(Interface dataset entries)
========================================

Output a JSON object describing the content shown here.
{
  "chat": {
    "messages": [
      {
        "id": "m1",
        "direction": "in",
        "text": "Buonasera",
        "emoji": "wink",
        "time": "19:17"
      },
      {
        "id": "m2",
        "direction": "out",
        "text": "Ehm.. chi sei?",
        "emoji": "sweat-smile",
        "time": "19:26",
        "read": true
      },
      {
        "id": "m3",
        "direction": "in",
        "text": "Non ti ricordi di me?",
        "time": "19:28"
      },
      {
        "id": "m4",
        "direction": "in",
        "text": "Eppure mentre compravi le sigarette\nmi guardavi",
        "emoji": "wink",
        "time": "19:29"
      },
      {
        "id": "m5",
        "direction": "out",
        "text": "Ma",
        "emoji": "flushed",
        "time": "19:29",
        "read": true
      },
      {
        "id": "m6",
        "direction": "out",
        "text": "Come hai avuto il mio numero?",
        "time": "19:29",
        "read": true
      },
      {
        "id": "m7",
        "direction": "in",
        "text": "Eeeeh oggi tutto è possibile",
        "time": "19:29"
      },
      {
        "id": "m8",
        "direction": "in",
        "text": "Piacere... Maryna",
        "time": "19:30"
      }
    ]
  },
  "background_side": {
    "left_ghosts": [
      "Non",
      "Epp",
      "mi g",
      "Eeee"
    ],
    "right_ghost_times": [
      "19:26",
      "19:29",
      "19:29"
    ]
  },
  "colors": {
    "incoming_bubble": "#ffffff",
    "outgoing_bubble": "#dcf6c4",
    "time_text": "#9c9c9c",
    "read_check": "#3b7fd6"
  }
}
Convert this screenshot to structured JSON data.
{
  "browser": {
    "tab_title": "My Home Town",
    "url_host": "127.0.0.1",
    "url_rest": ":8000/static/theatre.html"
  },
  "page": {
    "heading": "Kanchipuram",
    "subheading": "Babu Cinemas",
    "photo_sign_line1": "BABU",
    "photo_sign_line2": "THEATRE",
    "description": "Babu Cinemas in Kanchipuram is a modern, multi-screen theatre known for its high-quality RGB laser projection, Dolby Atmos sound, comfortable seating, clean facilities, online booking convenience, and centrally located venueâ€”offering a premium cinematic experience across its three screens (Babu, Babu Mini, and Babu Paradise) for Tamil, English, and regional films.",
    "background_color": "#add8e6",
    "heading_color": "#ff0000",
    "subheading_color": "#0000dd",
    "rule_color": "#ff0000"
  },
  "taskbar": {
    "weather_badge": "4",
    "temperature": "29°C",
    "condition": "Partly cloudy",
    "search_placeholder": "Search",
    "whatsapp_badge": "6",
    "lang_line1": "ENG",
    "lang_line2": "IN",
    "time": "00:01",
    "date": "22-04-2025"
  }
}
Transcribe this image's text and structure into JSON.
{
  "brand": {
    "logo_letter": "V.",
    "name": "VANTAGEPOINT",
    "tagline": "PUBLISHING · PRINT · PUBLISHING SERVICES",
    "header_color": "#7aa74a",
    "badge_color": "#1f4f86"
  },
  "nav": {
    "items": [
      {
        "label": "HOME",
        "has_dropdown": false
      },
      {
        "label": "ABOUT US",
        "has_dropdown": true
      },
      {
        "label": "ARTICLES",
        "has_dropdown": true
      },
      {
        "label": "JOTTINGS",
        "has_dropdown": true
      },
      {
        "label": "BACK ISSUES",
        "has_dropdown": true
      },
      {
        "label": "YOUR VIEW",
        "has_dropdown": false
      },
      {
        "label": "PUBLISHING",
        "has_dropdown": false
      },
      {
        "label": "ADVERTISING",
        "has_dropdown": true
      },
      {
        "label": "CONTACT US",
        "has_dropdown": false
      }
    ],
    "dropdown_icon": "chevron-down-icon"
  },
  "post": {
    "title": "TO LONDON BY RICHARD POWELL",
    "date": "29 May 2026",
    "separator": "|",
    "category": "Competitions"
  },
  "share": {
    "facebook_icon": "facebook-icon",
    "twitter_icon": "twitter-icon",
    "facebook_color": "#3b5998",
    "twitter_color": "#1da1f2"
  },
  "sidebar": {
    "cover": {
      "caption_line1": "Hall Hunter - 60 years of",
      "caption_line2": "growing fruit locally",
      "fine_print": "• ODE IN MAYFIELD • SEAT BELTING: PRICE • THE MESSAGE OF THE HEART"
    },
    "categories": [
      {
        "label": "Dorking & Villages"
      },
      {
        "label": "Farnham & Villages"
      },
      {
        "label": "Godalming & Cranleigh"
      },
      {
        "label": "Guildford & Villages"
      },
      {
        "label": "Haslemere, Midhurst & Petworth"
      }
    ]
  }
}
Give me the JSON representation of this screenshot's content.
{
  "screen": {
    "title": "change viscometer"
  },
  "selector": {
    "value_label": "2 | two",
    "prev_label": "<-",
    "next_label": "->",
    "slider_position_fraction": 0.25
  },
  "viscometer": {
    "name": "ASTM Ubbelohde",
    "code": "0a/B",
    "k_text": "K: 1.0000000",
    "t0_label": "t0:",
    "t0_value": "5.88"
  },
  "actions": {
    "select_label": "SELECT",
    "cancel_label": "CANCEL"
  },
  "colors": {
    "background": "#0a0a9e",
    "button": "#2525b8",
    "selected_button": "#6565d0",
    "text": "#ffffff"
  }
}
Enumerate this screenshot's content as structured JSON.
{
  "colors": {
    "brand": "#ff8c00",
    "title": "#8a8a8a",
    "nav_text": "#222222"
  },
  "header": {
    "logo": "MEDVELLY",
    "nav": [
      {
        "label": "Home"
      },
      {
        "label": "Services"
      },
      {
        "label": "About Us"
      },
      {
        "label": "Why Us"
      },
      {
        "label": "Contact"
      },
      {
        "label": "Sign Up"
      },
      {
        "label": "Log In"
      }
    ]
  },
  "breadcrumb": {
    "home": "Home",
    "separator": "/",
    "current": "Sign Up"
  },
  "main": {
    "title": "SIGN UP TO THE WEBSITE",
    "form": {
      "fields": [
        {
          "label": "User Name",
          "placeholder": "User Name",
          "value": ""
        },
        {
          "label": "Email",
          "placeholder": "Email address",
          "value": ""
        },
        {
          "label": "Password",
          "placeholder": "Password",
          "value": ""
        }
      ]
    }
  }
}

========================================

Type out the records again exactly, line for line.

Output a JSON object describing the content shown here.
{
  "chat": {
    "messages": [
      {
        "id": "m1",
        "direction": "in",
        "text": "Buonasera",
        "emoji": "wink",
        "time": "19:17"
      },
      {
        "id": "m2",
        "direction": "out",
        "text": "Ehm.. chi sei?",
        "emoji": "sweat-smile",
        "time": "19:26",
        "read": true
      },
      {
        "id": "m3",
        "direction": "in",
        "text": "Non ti ricordi di me?",
        "time": "19:28"
      },
      {
        "id": "m4",
        "direction": "in",
        "text": "Eppure mentre compravi le sigarette\nmi guardavi",
        "emoji": "wink",
        "time": "19:29"
      },
      {
        "id": "m5",
        "direction": "out",
        "text": "Ma",
        "emoji": "flushed",
        "time": "19:29",
        "read": true
      },
      {
        "id": "m6",
        "direction": "out",
        "text": "Come hai avuto il mio numero?",
        "time": "19:29",
        "read": true
      },
      {
        "id": "m7",
        "direction": "in",
        "text": "Eeeeh oggi tutto è possibile",
        "time": "19:29"
      },
      {
        "id": "m8",
        "direction": "in",
        "text": "Piacere... Maryna",
        "time": "19:30"
      }
    ]
  },
  "background_side": {
    "left_ghosts": [
      "Non",
      "Epp",
      "mi g",
      "Eeee"
    ],
    "right_ghost_times": [
      "19:26",
      "19:29",
      "19:29"
    ]
  },
  "colors": {
    "incoming_bubble": "#ffffff",
    "outgoing_bubble": "#dcf6c4",
    "time_text": "#9c9c9c",
    "read_check": "#3b7fd6"
  }
}
Convert this screenshot to structured JSON data.
{
  "browser": {
    "tab_title": "My Home Town",
    "url_host": "127.0.0.1",
    "url_rest": ":8000/static/theatre.html"
  },
  "page": {
    "heading": "Kanchipuram",
    "subheading": "Babu Cinemas",
    "photo_sign_line1": "BABU",
    "photo_sign_line2": "THEATRE",
    "description": "Babu Cinemas in Kanchipuram is a modern, multi-screen theatre known for its high-quality RGB laser projection, Dolby Atmos sound, comfortable seating, clean facilities, online booking convenience, and centrally located venueâ€”offering a premium cinematic experience across its three screens (Babu, Babu Mini, and Babu Paradise) for Tamil, English, and regional films.",
    "background_color": "#add8e6",
    "heading_color": "#ff0000",
    "subheading_color": "#0000dd",
    "rule_color": "#ff0000"
  },
  "taskbar": {
    "weather_badge": "4",
    "temperature": "29°C",
    "condition": "Partly cloudy",
    "search_placeholder": "Search",
    "whatsapp_badge": "6",
    "lang_line1": "ENG",
    "lang_line2": "IN",
    "time": "00:01",
    "date": "22-04-2025"
  }
}
Transcribe this image's text and structure into JSON.
{
  "brand": {
    "logo_letter": "V.",
    "name": "VANTAGEPOINT",
    "tagline": "PUBLISHING · PRINT · PUBLISHING SERVICES",
    "header_color": "#7aa74a",
    "badge_color": "#1f4f86"
  },
  "nav": {
    "items": [
      {
        "label": "HOME",
        "has_dropdown": false
      },
      {
        "label": "ABOUT US",
        "has_dropdown": true
      },
      {
        "label": "ARTICLES",
        "has_dropdown": true
      },
      {
        "label": "JOTTINGS",
        "has_dropdown": true
      },
      {
        "label": "BACK ISSUES",
        "has_dropdown": true
      },
      {
        "label": "YOUR VIEW",
        "has_dropdown": false
      },
      {
        "label": "PUBLISHING",
        "has_dropdown": false
      },
      {
        "label": "ADVERTISING",
        "has_dropdown": true
      },
      {
        "label": "CONTACT US",
        "has_dropdown": false
      }
    ],
    "dropdown_icon": "chevron-down-icon"
  },
  "post": {
    "title": "TO LONDON BY RICHARD POWELL",
    "date": "29 May 2026",
    "separator": "|",
    "category": "Competitions"
  },
  "share": {
    "facebook_icon": "facebook-icon",
    "twitter_icon": "twitter-icon",
    "facebook_color": "#3b5998",
    "twitter_color": "#1da1f2"
  },
  "sidebar": {
    "cover": {
      "caption_line1": "Hall Hunter - 60 years of",
      "caption_line2": "growing fruit locally",
      "fine_print": "• ODE IN MAYFIELD • SEAT BELTING: PRICE • THE MESSAGE OF THE HEART"
    },
    "categories": [
      {
        "label": "Dorking & Villages"
      },
      {
        "label": "Farnham & Villages"
      },
      {
        "label": "Godalming & Cranleigh"
      },
      {
        "label": "Guildford & Villages"
      },
      {
        "label": "Haslemere, Midhurst & Petworth"
      }
    ]
  }
}
Give me the JSON representation of this screenshot's content.
{
  "screen": {
    "title": "change viscometer"
  },
  "selector": {
    "value_label": "2 | two",
    "prev_label": "<-",
    "next_label": "->",
    "slider_position_fraction": 0.25
  },
  "viscometer": {
    "name": "ASTM Ubbelohde",
    "code": "0a/B",
    "k_text": "K: 1.0000000",
    "t0_label": "t0:",
    "t0_value": "5.88"
  },
  "actions": {
    "select_label": "SELECT",
    "cancel_label": "CANCEL"
  },
  "colors": {
    "background": "#0a0a9e",
    "button": "#2525b8",
    "selected_button": "#6565d0",
    "text": "#ffffff"
  }
}
Enumerate this screenshot's content as structured JSON.
{
  "colors": {
    "brand": "#ff8c00",
    "title": "#8a8a8a",
    "nav_text": "#222222"
  },
  "header": {
    "logo": "MEDVELLY",
    "nav": [
      {
        "label": "Home"
      },
      {
        "label": "Services"
      },
      {
        "label": "About Us"
      },
      {
        "label": "Why Us"
      },
      {
        "label": "Contact"
      },
      {
        "label": "Sign Up"
      },
      {
        "label": "Log In"
      }
    ]
  },
  "breadcrumb": {
    "home": "Home",
    "separator": "/",
    "current": "Sign Up"
  },
  "main": {
    "title": "SIGN UP TO THE WEBSITE",
    "form": {
      "fields": [
        {
          "label": "User Name",
          "placeholder": "User Name",
          "value": ""
        },
        {
          "label": "Email",
          "placeholder": "Email address",
          "value": ""
        },
        {
          "label": "Password",
          "placeholder": "Password",
          "value": ""
        }
      ]
    }
  }
}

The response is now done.